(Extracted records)
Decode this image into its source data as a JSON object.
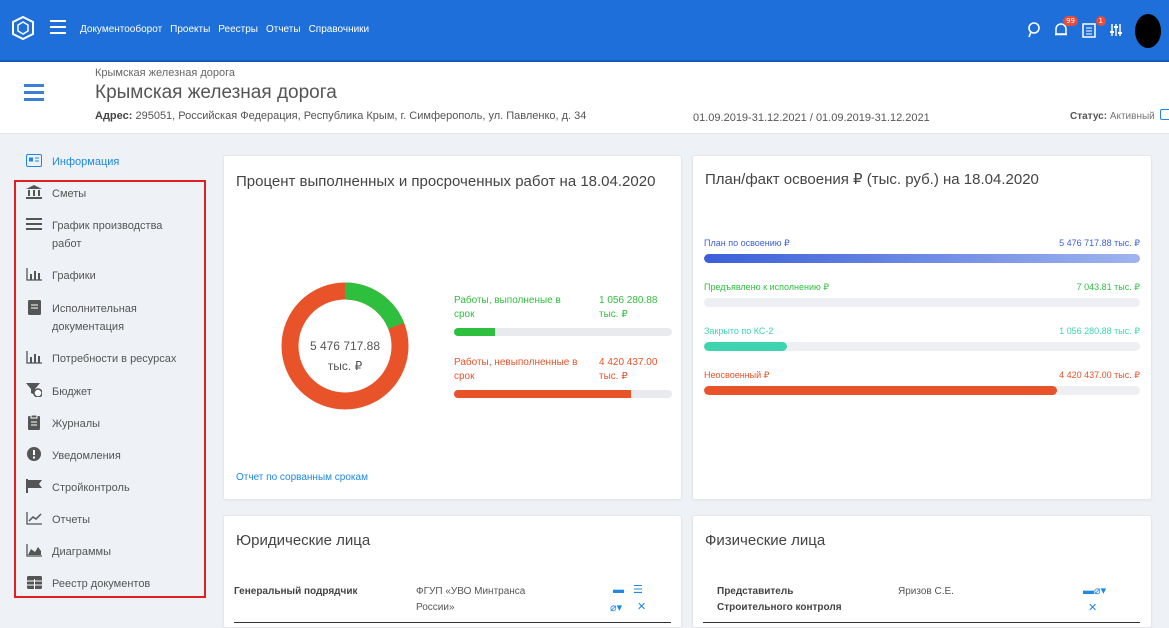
{
  "topbar": {
    "nav": [
      "Документооборот",
      "Проекты",
      "Реестры",
      "Отчеты",
      "Справочники"
    ],
    "notifications_badge": "99",
    "docs_badge": "1"
  },
  "header": {
    "small_title": "Крымская железная дорога",
    "title": "Крымская железная дорога",
    "address_label": "Адрес:",
    "address": "295051, Российская Федерация, Республика Крым, г. Симферополь, ул. Павленко, д. 34",
    "dates": "01.09.2019-31.12.2021 / 01.09.2019-31.12.2021",
    "status_label": "Статус:",
    "status_value": "Активный"
  },
  "sidebar": {
    "items": [
      {
        "label": "Информация",
        "icon": "info-card-icon"
      },
      {
        "label": "Сметы",
        "icon": "bank-icon"
      },
      {
        "label": "График производства работ",
        "icon": "list-icon"
      },
      {
        "label": "Графики",
        "icon": "bar-chart-icon"
      },
      {
        "label": "Исполнительная документация",
        "icon": "document-icon"
      },
      {
        "label": "Потребности в ресурсах",
        "icon": "bar-chart-icon"
      },
      {
        "label": "Бюджет",
        "icon": "budget-icon"
      },
      {
        "label": "Журналы",
        "icon": "journal-icon"
      },
      {
        "label": "Уведомления",
        "icon": "alert-icon"
      },
      {
        "label": "Стройконтроль",
        "icon": "flag-icon"
      },
      {
        "label": "Отчеты",
        "icon": "line-chart-icon"
      },
      {
        "label": "Диаграммы",
        "icon": "area-chart-icon"
      },
      {
        "label": "Реестр документов",
        "icon": "table-icon"
      }
    ]
  },
  "progress_card": {
    "title": "Процент выполненных и просроченных работ на 18.04.2020",
    "total_value": "5 476 717.88",
    "total_unit": "тыс. ₽",
    "legend": [
      {
        "label": "Работы, выполненые в срок",
        "value": "1 056 280.88 тыс. ₽",
        "fraction": 0.19,
        "color": "#2fbf3f"
      },
      {
        "label": "Работы, невыполненные в срок",
        "value": "4 420 437.00 тыс. ₽",
        "fraction": 0.81,
        "color": "#e8532a"
      }
    ],
    "link": "Отчет по сорванным срокам"
  },
  "plan_card": {
    "title": "План/факт освоения ₽ (тыс. руб.) на 18.04.2020",
    "rows": [
      {
        "label": "План по освоению ₽",
        "value": "5 476 717.88 тыс. ₽",
        "fraction": 1.0,
        "color": "#3b5fd9",
        "color2": "#9fb4ee",
        "text_color": "#3b5fd9"
      },
      {
        "label": "Предъявлено к исполнению ₽",
        "value": "7 043.81 тыс. ₽",
        "fraction": 0.0,
        "color": "#2fbf3f",
        "color2": "#2fbf3f",
        "text_color": "#2fbf3f"
      },
      {
        "label": "Закрыто по КС-2",
        "value": "1 056 280.88 тыс. ₽",
        "fraction": 0.19,
        "color": "#3fd4b0",
        "color2": "#3fd4b0",
        "text_color": "#3fd4b0"
      },
      {
        "label": "Неосвоенный ₽",
        "value": "4 420 437.00 тыс. ₽",
        "fraction": 0.81,
        "color": "#e8532a",
        "color2": "#e8532a",
        "text_color": "#e8532a"
      }
    ]
  },
  "legal_card": {
    "title": "Юридические лица",
    "key": "Генеральный подрядчик",
    "value": "ФГУП «УВО Минтранса России»"
  },
  "person_card": {
    "title": "Физические лица",
    "key": "Представитель Строительного контроля",
    "value": "Яризов С.Е."
  }
}
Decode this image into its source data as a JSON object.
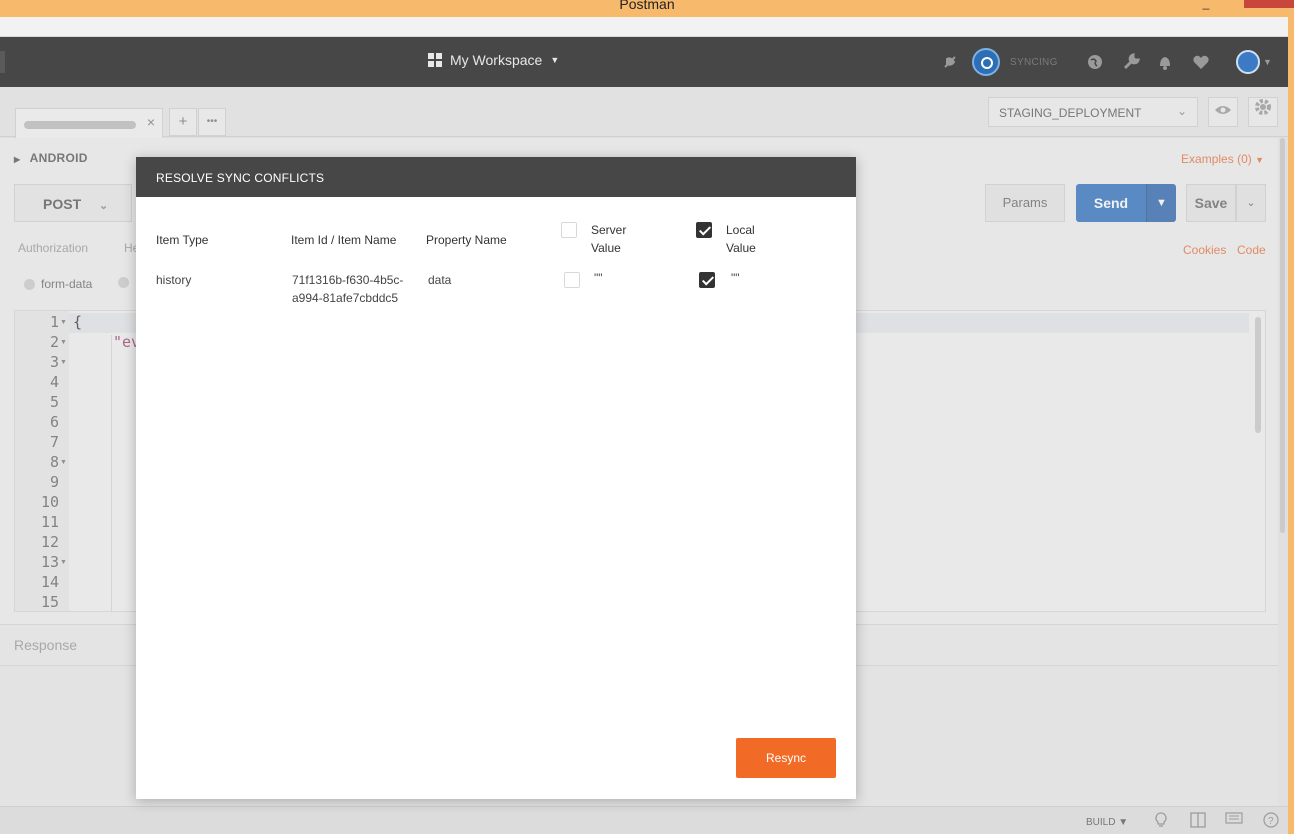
{
  "window": {
    "title": "Postman",
    "minimize": "_",
    "close": "×"
  },
  "header": {
    "workspace_label": "My Workspace",
    "sync_status": "SYNCING",
    "icons": [
      "satellite-icon",
      "sync-icon",
      "globe-icon",
      "wrench-icon",
      "bell-icon",
      "heart-icon",
      "avatar"
    ]
  },
  "tabs": {
    "close_glyph": "×",
    "add_glyph": "+",
    "more_glyph": "•••"
  },
  "environment": {
    "selected": "STAGING_DEPLOYMENT"
  },
  "request": {
    "name": "ANDROID",
    "examples_label": "Examples (0)",
    "method": "POST",
    "params_label": "Params",
    "send_label": "Send",
    "save_label": "Save",
    "subtabs": {
      "authorization": "Authorization",
      "headers": "He"
    },
    "cookies_label": "Cookies",
    "code_label": "Code",
    "body_mode": "form-data",
    "editor": {
      "line_numbers": [
        "1",
        "2",
        "3",
        "4",
        "5",
        "6",
        "7",
        "8",
        "9",
        "10",
        "11",
        "12",
        "13",
        "14",
        "15"
      ],
      "line1": "{",
      "line2": "\"ev"
    }
  },
  "response": {
    "label": "Response"
  },
  "statusbar": {
    "build_label": "BUILD ▼"
  },
  "modal": {
    "title": "RESOLVE SYNC CONFLICTS",
    "columns": {
      "item_type": "Item Type",
      "item_id": "Item Id / Item Name",
      "property": "Property Name",
      "server_line1": "Server",
      "server_line2": "Value",
      "local_line1": "Local",
      "local_line2": "Value"
    },
    "header_checkboxes": {
      "server_checked": false,
      "local_checked": true
    },
    "rows": [
      {
        "item_type": "history",
        "item_id_line1": "71f1316b-f630-4b5c-",
        "item_id_line2": "a994-81afe7cbddc5",
        "property": "data",
        "server_value": "\"\"",
        "local_value": "\"\"",
        "server_checked": false,
        "local_checked": true
      }
    ],
    "resync_label": "Resync"
  },
  "colors": {
    "accent_orange": "#f26b26",
    "send_blue": "#2d6fc0",
    "header_dark": "#474747",
    "titlebar": "#f7b96c"
  }
}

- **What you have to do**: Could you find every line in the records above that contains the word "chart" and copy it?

- **Response below**:
        "icon": "bar-chart-icon"
        "icon": "bar-chart-icon"
        "icon": "line-chart-icon"
        "icon": "area-chart-icon"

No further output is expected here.